[Items from a data source]
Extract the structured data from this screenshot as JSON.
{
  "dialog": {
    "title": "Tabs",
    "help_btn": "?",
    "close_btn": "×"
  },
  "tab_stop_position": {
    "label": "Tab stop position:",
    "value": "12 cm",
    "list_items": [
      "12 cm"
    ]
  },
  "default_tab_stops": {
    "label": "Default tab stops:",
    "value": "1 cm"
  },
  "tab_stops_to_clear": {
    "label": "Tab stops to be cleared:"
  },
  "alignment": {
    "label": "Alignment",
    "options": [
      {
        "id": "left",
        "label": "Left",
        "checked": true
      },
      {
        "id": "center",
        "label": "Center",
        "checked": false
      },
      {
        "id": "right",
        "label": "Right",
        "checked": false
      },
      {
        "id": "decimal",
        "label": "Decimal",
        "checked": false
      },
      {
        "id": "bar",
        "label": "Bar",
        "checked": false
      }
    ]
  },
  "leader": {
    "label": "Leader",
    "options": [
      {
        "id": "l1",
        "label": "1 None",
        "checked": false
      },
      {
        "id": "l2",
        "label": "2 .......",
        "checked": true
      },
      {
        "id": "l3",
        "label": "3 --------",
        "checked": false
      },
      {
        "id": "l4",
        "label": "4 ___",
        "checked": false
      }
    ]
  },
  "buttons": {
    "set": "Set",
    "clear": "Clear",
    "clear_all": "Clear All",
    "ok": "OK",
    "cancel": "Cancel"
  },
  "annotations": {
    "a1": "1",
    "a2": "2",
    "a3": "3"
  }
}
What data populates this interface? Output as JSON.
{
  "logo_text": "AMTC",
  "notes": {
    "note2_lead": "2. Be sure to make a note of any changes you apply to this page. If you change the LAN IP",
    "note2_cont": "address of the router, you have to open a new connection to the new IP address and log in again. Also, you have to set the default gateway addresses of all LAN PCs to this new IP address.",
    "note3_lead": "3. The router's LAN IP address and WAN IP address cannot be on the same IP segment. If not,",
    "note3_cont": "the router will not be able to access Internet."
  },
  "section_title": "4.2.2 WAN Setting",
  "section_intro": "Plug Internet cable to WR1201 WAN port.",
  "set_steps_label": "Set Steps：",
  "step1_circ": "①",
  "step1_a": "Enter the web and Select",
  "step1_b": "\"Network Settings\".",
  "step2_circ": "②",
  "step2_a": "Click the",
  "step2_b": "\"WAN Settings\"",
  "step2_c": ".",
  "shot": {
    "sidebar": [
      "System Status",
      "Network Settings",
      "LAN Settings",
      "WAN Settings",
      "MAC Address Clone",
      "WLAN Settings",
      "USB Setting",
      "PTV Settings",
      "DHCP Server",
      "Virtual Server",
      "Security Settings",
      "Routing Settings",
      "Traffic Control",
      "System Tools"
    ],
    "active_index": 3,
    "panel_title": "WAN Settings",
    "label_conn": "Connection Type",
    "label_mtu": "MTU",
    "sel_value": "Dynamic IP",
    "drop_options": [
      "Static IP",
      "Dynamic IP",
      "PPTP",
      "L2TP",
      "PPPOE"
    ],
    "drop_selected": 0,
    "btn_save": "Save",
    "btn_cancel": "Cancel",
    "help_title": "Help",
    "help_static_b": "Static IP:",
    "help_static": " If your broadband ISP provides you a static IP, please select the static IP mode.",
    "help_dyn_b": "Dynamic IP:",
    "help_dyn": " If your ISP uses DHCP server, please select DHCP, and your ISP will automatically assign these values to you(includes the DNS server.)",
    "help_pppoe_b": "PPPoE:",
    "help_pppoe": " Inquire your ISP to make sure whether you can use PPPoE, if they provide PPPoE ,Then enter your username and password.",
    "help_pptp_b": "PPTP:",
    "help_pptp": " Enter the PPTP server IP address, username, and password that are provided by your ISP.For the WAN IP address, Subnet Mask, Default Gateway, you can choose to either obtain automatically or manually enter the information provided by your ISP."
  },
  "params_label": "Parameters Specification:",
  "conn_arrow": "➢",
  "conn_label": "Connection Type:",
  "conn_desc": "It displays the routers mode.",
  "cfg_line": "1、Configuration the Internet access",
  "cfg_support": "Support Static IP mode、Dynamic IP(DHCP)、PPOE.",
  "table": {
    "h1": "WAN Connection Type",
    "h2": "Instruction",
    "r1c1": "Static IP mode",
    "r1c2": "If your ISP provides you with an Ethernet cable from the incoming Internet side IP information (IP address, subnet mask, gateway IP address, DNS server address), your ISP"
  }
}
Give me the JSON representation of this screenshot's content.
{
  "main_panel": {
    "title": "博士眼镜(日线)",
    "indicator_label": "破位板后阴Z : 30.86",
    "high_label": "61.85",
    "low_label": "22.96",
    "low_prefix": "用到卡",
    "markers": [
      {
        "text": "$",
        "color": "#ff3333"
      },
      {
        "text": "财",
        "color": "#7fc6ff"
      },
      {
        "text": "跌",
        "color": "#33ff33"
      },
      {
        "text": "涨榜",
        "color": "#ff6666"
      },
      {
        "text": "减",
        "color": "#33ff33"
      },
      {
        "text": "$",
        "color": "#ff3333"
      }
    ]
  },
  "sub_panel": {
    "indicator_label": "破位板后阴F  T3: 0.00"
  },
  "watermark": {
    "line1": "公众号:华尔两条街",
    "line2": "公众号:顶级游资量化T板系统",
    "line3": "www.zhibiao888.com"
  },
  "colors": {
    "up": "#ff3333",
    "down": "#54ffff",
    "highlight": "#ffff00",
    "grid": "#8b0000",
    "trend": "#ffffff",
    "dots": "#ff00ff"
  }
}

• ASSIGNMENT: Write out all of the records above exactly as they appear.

• RESPONSE TO THE EXERCISE:
Extract the structured data from this screenshot as JSON.
{
  "dialog": {
    "title": "Tabs",
    "help_btn": "?",
    "close_btn": "×"
  },
  "tab_stop_position": {
    "label": "Tab stop position:",
    "value": "12 cm",
    "list_items": [
      "12 cm"
    ]
  },
  "default_tab_stops": {
    "label": "Default tab stops:",
    "value": "1 cm"
  },
  "tab_stops_to_clear": {
    "label": "Tab stops to be cleared:"
  },
  "alignment": {
    "label": "Alignment",
    "options": [
      {
        "id": "left",
        "label": "Left",
        "checked": true
      },
      {
        "id": "center",
        "label": "Center",
        "checked": false
      },
      {
        "id": "right",
        "label": "Right",
        "checked": false
      },
      {
        "id": "decimal",
        "label": "Decimal",
        "checked": false
      },
      {
        "id": "bar",
        "label": "Bar",
        "checked": false
      }
    ]
  },
  "leader": {
    "label": "Leader",
    "options": [
      {
        "id": "l1",
        "label": "1 None",
        "checked": false
      },
      {
        "id": "l2",
        "label": "2 .......",
        "checked": true
      },
      {
        "id": "l3",
        "label": "3 --------",
        "checked": false
      },
      {
        "id": "l4",
        "label": "4 ___",
        "checked": false
      }
    ]
  },
  "buttons": {
    "set": "Set",
    "clear": "Clear",
    "clear_all": "Clear All",
    "ok": "OK",
    "cancel": "Cancel"
  },
  "annotations": {
    "a1": "1",
    "a2": "2",
    "a3": "3"
  }
}
What data populates this interface? Output as JSON.
{
  "logo_text": "AMTC",
  "notes": {
    "note2_lead": "2. Be sure to make a note of any changes you apply to this page. If you change the LAN IP",
    "note2_cont": "address of the router, you have to open a new connection to the new IP address and log in again. Also, you have to set the default gateway addresses of all LAN PCs to this new IP address.",
    "note3_lead": "3. The router's LAN IP address and WAN IP address cannot be on the same IP segment. If not,",
    "note3_cont": "the router will not be able to access Internet."
  },
  "section_title": "4.2.2 WAN Setting",
  "section_intro": "Plug Internet cable to WR1201 WAN port.",
  "set_steps_label": "Set Steps：",
  "step1_circ": "①",
  "step1_a": "Enter the web and Select",
  "step1_b": "\"Network Settings\".",
  "step2_circ": "②",
  "step2_a": "Click the",
  "step2_b": "\"WAN Settings\"",
  "step2_c": ".",
  "shot": {
    "sidebar": [
      "System Status",
      "Network Settings",
      "LAN Settings",
      "WAN Settings",
      "MAC Address Clone",
      "WLAN Settings",
      "USB Setting",
      "PTV Settings",
      "DHCP Server",
      "Virtual Server",
      "Security Settings",
      "Routing Settings",
      "Traffic Control",
      "System Tools"
    ],
    "active_index": 3,
    "panel_title": "WAN Settings",
    "label_conn": "Connection Type",
    "label_mtu": "MTU",
    "sel_value": "Dynamic IP",
    "drop_options": [
      "Static IP",
      "Dynamic IP",
      "PPTP",
      "L2TP",
      "PPPOE"
    ],
    "drop_selected": 0,
    "btn_save": "Save",
    "btn_cancel": "Cancel",
    "help_title": "Help",
    "help_static_b": "Static IP:",
    "help_static": " If your broadband ISP provides you a static IP, please select the static IP mode.",
    "help_dyn_b": "Dynamic IP:",
    "help_dyn": " If your ISP uses DHCP server, please select DHCP, and your ISP will automatically assign these values to you(includes the DNS server.)",
    "help_pppoe_b": "PPPoE:",
    "help_pppoe": " Inquire your ISP to make sure whether you can use PPPoE, if they provide PPPoE ,Then enter your username and password.",
    "help_pptp_b": "PPTP:",
    "help_pptp": " Enter the PPTP server IP address, username, and password that are provided by your ISP.For the WAN IP address, Subnet Mask, Default Gateway, you can choose to either obtain automatically or manually enter the information provided by your ISP."
  },
  "params_label": "Parameters Specification:",
  "conn_arrow": "➢",
  "conn_label": "Connection Type:",
  "conn_desc": "It displays the routers mode.",
  "cfg_line": "1、Configuration the Internet access",
  "cfg_support": "Support Static IP mode、Dynamic IP(DHCP)、PPOE.",
  "table": {
    "h1": "WAN Connection Type",
    "h2": "Instruction",
    "r1c1": "Static IP mode",
    "r1c2": "If your ISP provides you with an Ethernet cable from the incoming Internet side IP information (IP address, subnet mask, gateway IP address, DNS server address), your ISP"
  }
}
Give me the JSON representation of this screenshot's content.
{
  "main_panel": {
    "title": "博士眼镜(日线)",
    "indicator_label": "破位板后阴Z : 30.86",
    "high_label": "61.85",
    "low_label": "22.96",
    "low_prefix": "用到卡",
    "markers": [
      {
        "text": "$",
        "color": "#ff3333"
      },
      {
        "text": "财",
        "color": "#7fc6ff"
      },
      {
        "text": "跌",
        "color": "#33ff33"
      },
      {
        "text": "涨榜",
        "color": "#ff6666"
      },
      {
        "text": "减",
        "color": "#33ff33"
      },
      {
        "text": "$",
        "color": "#ff3333"
      }
    ]
  },
  "sub_panel": {
    "indicator_label": "破位板后阴F  T3: 0.00"
  },
  "watermark": {
    "line1": "公众号:华尔两条街",
    "line2": "公众号:顶级游资量化T板系统",
    "line3": "www.zhibiao888.com"
  },
  "colors": {
    "up": "#ff3333",
    "down": "#54ffff",
    "highlight": "#ffff00",
    "grid": "#8b0000",
    "trend": "#ffffff",
    "dots": "#ff00ff"
  }
}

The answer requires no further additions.